The first demand is a five year fee increase moratorium. Trustee William Hauck proclaimed that “the Board doesn’t have the stomach to raise tuition anymore” Our fees have risen 318% since 2002. We don’t have the stomach to continue paying more and getting less.
The second demand is to eliminate Chancellor Reed and the President’s housing and car allowances. These are luxuries that we refuse to subsidize in a time of crisis.
The third demand is to reduce administrative and executive salaries to 1999 levels because that is our current operating budget for everyone else. We think our administrators should be paid accordingly and these funds used to open more classes.
The fourth demand is to remove all restrictions of free speech on our campuses and at the Chancellor’s Office.
We gave Chancellor Reed and Chair Linschied 31 days to recognize our struggles and meet with us. Unfortunately, our request for a meeting has been ignored. We won’t stop until the voices of students are heard and our demands are considered.
We expect this tactic to be criticized by the conservative factions of the Daily 49er and maybe even the passive “leaders” of our student governments. They’ll say that the real problem is the state legislature. And that’s partially right. State funding is inadequate and that’s why members of SQE and other activists groups went up to Sacremento on March 5. But the fact of the matter is that the Board of Trustees and the Chancellor must REPRESENT students.
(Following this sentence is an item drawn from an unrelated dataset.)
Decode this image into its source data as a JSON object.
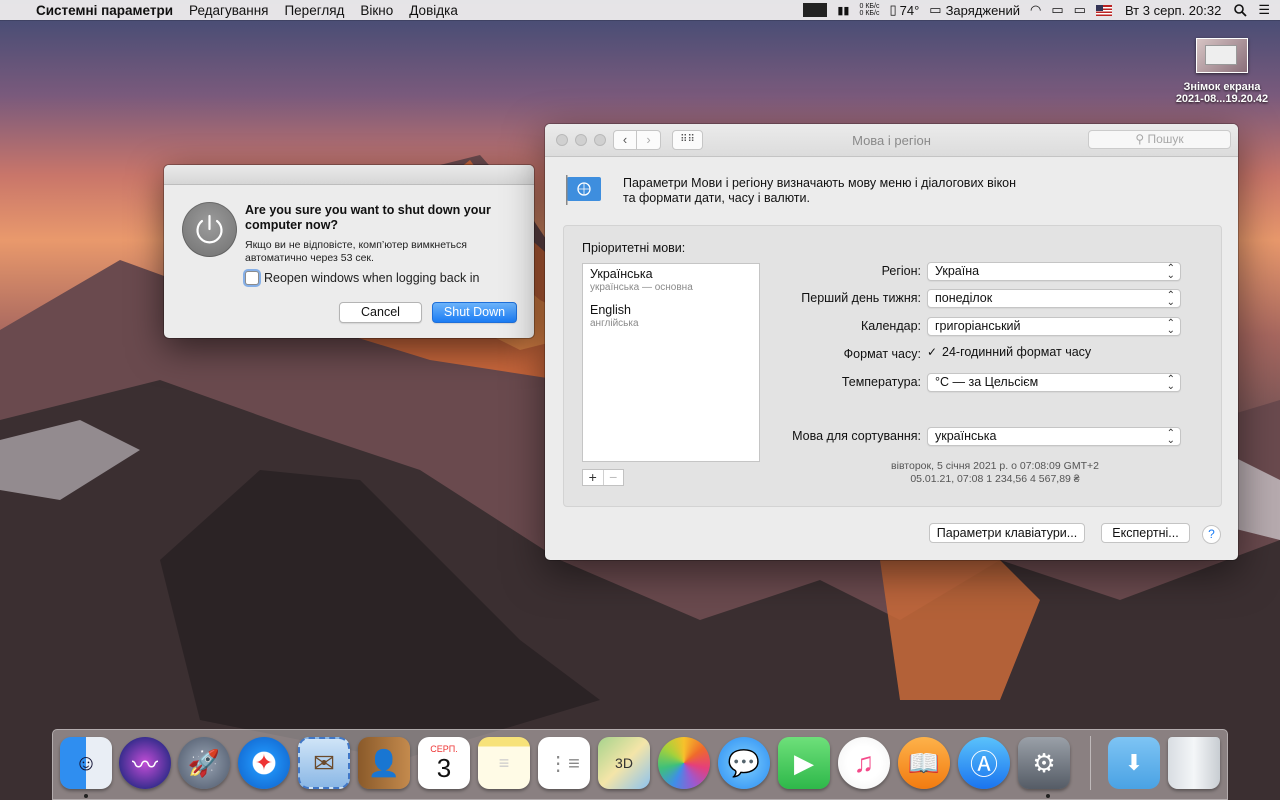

They have raised tuition every single year for the last decade even though the state guts higher education—which basically sends the message that we can always count on students to pay the bill—even though they can’t afford it. Meanwhile, corporations who make record profits pay ZERO in taxes. Even more alarming is the fact that the Chancellor gave the state 450 million dollars to the state under Gov. Schwarzenegger and $700 million last year to Gov. Brown. We are strapped for cash so to help the situation the Chancellor and the Board of Trustees give $1.4 billion back to the state? Is this the twilight zone?
The second criticism that trolls might launch against us is that we are the “puppets and pawns” of the teachers, that we aren’t individuals but simply brainwashed students who have no autonomy and do whatever our faculty tell us. Guess what, we made this decision on our own—as students. This isn’t about the faculty contract or a political maneuver to get them a pay raise—its about students standing up for themselves and for their fellow classmates. We are forced to escalate our actions in the tradition of non-violent civil disobedience because we want our executives and administrators to share the sacrifice. They are not immune. If they don’t want to share the sacrifice because it will “change their lifestyles” then perhaps they should look for a job in the private sector. The good news is that this isn’t the end, but a means. Our struggle is not unique. Millions of students around the world are fighting against the same injustices from Puerto Rico to Quebec, from Chile to California.
HOW CAN YOU HELP?
The hunger strikers will begin their fast on Wednesday, May 2 on their campuses. On Friday, May 5, they will spend three days at the first congregational church in downtown Long Beach. After that they will be driven to the board of trustees meeting in downtown Long Beach on May 8 and 9.
We know finals and papers are probably driving you crazy, but we need your support. You can help us spread the word to your friends and family, give us a high five in the free speech zone across from the bookstore, or come to the Board of Trustees meeting on May 8 and May 9 to stand beside us.